2015-01-01 23:04:01 UTC
Sunday, May 25, 2014 - http://www.thebarrieexaminer.com
Tar sands not paying off like columnist suggests
So how much of this revenue is generated by tar sands? In 2009 the tar sands
sector generated zero dollars in corporate tax revenue. That includes both
provincial and federal taxes.
If you include royalty income and personal income tax paid by individuals
employed by that sector, the total contribution to provincial and federal
coffers was less than $2 billion - of which the federal government received a
meagre $217 million. That is less than 0.1% of the Canadian government’s total
revenue that year of $218.6 billion.
Of course, 2010 was a better year for the tar sands. It generated almost $3
billion in total tax and royalty revenue for federal and provincial coffers.
Ottawa’s share of that $3 billion was a mere $845 million. That works out to
less than 0.4% of the total federal government revenue that year of $237.1 billion.
Now read Joe Oliver's scare-the-people-who-oppose-pipelines version . . . .
CBC News Posted: Dec 30, 2014
Joe Oliver concerned about a Canada divided over energy
Finance minister says economy could be held back by stalled pipelines, fracking
Finance Minister Joe Oliver says he is concerned that divisions within Canada
over the energy sector will eventually hold back the country’s growth.
In a year-end interview for The Exchange with Amanda Lang, Oliver cited
opposition to fracking and to pipelines in some provinces as potential points
“It’s important to communicate with Canadians that we’re not just missing out
on a new opportunity. We’re potentially also looking at a decline which would
adversely affect the Canadian economy and degrade the standard of living of
Canadians across the country,” Oliver said.
New Brunswick recently announced it would impose a moratorium on fracking and
Quebec and Ontario have set conditions for the development of the Energy East
pipeline within their borders.
Pipelines critical to economy?
Oliver terms the need to get Canadian oil to tidewater so it can be shipped
overseas a “critical strategic imperative” for the country.
He said the inability to gain agreement to build the Keystone XL pipeline

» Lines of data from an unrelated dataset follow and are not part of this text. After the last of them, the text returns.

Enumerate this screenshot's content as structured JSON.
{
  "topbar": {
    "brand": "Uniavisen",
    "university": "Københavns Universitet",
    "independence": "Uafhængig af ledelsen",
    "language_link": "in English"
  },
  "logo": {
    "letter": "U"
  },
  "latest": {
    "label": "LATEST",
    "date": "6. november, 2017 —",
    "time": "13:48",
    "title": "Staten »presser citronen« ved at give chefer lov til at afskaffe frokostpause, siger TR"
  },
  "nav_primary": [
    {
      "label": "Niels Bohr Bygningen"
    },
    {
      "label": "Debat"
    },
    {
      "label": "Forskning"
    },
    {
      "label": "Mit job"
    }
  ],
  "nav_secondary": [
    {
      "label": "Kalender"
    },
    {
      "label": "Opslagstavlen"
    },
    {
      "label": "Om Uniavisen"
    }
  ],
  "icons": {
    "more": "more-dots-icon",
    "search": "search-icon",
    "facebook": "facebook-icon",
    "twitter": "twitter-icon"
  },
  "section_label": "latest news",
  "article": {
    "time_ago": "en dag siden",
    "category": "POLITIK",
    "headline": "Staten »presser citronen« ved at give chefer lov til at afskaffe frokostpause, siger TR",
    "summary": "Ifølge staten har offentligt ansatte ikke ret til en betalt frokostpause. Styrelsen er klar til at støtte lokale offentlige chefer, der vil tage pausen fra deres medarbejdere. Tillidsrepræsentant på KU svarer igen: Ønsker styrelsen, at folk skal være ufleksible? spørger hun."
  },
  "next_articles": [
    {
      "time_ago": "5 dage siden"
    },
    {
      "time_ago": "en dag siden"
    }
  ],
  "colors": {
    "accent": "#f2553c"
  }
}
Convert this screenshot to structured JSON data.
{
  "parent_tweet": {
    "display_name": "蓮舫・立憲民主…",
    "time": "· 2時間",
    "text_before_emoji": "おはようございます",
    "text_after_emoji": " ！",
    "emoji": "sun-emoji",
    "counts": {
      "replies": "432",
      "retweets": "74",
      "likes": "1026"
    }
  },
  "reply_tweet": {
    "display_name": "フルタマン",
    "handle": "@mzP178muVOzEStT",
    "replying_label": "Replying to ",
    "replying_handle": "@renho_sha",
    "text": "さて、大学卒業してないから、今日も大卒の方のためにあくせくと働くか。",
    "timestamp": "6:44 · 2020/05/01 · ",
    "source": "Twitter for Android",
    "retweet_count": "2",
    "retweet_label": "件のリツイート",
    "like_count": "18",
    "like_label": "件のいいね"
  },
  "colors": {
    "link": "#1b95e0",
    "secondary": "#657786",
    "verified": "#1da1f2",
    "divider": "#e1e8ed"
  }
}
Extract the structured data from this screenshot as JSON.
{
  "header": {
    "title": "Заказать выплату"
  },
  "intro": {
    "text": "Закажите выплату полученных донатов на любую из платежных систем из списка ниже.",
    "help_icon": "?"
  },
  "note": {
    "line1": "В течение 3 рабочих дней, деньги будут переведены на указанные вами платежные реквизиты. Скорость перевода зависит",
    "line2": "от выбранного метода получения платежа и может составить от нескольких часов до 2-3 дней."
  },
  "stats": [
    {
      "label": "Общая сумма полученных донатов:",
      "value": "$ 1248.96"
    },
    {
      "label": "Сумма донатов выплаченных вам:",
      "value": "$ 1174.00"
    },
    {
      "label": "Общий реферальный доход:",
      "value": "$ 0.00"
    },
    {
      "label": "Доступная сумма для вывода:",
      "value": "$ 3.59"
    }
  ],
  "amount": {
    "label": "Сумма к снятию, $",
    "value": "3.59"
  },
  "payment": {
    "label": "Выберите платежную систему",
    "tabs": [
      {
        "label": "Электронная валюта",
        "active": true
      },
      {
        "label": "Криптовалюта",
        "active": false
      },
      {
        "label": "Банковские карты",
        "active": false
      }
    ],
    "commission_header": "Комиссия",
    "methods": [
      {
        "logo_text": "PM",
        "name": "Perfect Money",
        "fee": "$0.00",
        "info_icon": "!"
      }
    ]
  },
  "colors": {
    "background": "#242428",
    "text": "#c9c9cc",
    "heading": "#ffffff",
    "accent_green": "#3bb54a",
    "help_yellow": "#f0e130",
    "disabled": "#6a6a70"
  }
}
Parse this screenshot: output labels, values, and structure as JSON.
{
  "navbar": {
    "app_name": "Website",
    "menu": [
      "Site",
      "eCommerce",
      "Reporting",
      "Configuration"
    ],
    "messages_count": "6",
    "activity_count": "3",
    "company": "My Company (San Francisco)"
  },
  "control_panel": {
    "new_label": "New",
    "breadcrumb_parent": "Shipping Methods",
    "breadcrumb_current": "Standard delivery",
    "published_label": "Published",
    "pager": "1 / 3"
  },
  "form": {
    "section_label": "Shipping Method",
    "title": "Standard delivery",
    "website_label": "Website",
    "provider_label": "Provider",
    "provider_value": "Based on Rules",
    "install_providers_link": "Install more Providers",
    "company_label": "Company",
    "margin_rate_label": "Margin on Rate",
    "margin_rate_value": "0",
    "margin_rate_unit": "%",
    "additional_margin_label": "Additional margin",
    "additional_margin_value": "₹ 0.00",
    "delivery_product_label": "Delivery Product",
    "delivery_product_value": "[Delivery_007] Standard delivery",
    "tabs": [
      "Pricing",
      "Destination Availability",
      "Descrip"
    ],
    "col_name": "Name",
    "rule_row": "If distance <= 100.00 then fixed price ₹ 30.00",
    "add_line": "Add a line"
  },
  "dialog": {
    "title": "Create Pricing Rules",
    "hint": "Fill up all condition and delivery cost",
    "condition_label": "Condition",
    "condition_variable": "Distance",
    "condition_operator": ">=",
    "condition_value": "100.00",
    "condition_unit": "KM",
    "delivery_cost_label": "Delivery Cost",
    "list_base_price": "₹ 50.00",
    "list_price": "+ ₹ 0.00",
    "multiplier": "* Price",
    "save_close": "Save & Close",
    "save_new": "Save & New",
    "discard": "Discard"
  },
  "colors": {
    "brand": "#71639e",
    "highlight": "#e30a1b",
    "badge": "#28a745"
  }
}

through the U.S. so far was disappointing, but he believes that a pipeline to
secure export markets will eventually go through.
'I haven’t heard anybody suggest that the U.S. is about to introduce a
carbon tax. I think with the change in the Senate and the House of
Representatives, that’s an extremely unlikely event'- Finance Minister Joe Oliver
“We have a critical strategic imperative, which is to diversify our markets
because 100 per cent of our gas exports, 99 per cent of our oil exports go to
the U.S.,” Oliver said.
“They’ve found vast amounts of their own and they’re in the process of
competing with us on gas,” he added.
He upheld the prime minister’s view that a carbon tax which would show Canada
is moving to combat climate change would not be the right move at this time.
The Obama administration has suggested it is looking for proof that Canada is
moving to combat climate change before it would approve Keystone.
“What we have said, what the prime minister has said is ‘we’ll move with other
countries, but this is not the time to disadvantage Canadian industry in a
significant way.’ It simply doesn’t make sense,” Oliver said.
Oliver dismisses carbon tax
He insisted Canada is serious about dealing with greenhouse gases and would
move when other countries move, but said he doesn’t believe there is
international pressure to put a carbon tax in place.
“I haven’t heard anybody suggest that the U.S. is about to introduce a carbon
tax. I think with the change in the Senate and the House of Representatives,
that’s an extremely unlikely event,” Oliver said.
“Why introduce a carbon tax here to show that we are serious about climate
change when they haven’t done it?” he added.
A 2014 report on Canada’s greenhouse gas emissions shows the country will fall
short of meeting its 2020 targets that were agreed to in Copenhagen for
reducing the emissions that lead to climate change. The world is set to
implement tougher emissions targets when delegates gather in Paris next year.
Oliver points out that Canada is “very wealthy” and has an opportunity to
prosper even more in the years ahead.
But there are headwinds from Europe and other more troubled economies, even as
the U.S. picks up steam.
“The fact that Europe is poised to either start recovering or decline is a
concern,” he said.
“There are geopolitical issues that have economic and other implications for
Canada. We’re in pretty good shape, but the international situation is
fragile,” he said.
Oliver said his goal is to create economic stability for Canadians and that’s
part of the reason he believes it’s important to have balanced budgets and
bring down the debt.
“We want to be strong in the event there are international shocks, which are
inevitable from time to time,” he said.